Provide stability: Joints also help to provide stability to the body. They help to keep our bones in place and prevent them from moving too much. This is important for balance and coordination.
Absorb shock: Joints also help to absorb shock. This is important for protecting our bones and joints from injury.
Lubricate the joints: Joints are lined with synovial fluid, which helps to lubricate the joints and reduce friction. This allows the bones to move smoothly against each other.
Provide nutrients to the bones: Joints also help to provide nutrients to the bones. The synovial fluid that lines the joints contains nutrients that are essential for bone health.
Joints are essential for our ability to move and function. They help us to perform everyday activities, such as walking, running, and lifting objects. They also help to protect our bones and joints from injury.
Frequently Asked Questions
Fibrous joints are mainly referred to as those joints which are fixed and immovable.
There are three types of immovable joints:
Synovial joints are classified into 6 different categories based on their shape and structure:
• Planar joints
• Hinge joints
• Pivot joints
• Condyloid joints
• Saddle joints
• Ball-and-socket joints.
A joint is a point or location in the body where two or more bones meet.
Examples of ball-and-socket joints are the Elbow, Neck, Knee, Shoulder, Thumb, Hip, Wrist and Intercarpal joints.
The primary function of joints is to connect bones within our body. Apart from this, it also helps us to move, rotate, and also bear weight.
There are 3 different types of Joints and are classified mainly based on their mobility:

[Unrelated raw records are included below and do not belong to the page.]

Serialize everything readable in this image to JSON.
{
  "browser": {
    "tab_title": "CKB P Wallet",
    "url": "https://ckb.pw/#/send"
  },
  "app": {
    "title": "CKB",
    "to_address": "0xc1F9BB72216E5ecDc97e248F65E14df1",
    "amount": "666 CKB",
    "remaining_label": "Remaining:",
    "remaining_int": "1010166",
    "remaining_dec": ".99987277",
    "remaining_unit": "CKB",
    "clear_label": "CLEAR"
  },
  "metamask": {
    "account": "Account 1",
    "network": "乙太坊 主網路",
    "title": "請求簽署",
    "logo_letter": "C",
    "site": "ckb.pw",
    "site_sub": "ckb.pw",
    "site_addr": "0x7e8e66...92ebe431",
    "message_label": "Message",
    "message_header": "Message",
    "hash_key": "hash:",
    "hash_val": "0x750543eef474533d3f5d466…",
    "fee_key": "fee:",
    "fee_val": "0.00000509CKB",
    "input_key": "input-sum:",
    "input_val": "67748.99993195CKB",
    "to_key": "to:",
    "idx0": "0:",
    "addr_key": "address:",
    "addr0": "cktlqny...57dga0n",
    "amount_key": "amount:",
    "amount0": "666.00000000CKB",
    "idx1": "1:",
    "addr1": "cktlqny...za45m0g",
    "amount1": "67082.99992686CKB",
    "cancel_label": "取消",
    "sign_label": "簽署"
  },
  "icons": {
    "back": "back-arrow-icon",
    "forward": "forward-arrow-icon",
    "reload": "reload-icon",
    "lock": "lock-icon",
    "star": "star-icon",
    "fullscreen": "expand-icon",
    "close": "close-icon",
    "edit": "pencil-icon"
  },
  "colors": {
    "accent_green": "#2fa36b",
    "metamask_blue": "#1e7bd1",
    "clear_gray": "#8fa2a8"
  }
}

• Fibrous Joints or Fixed Joints
• Synovial joints or freely movable joints
• Cartilaginous Joints or Slightly Moveable Joints.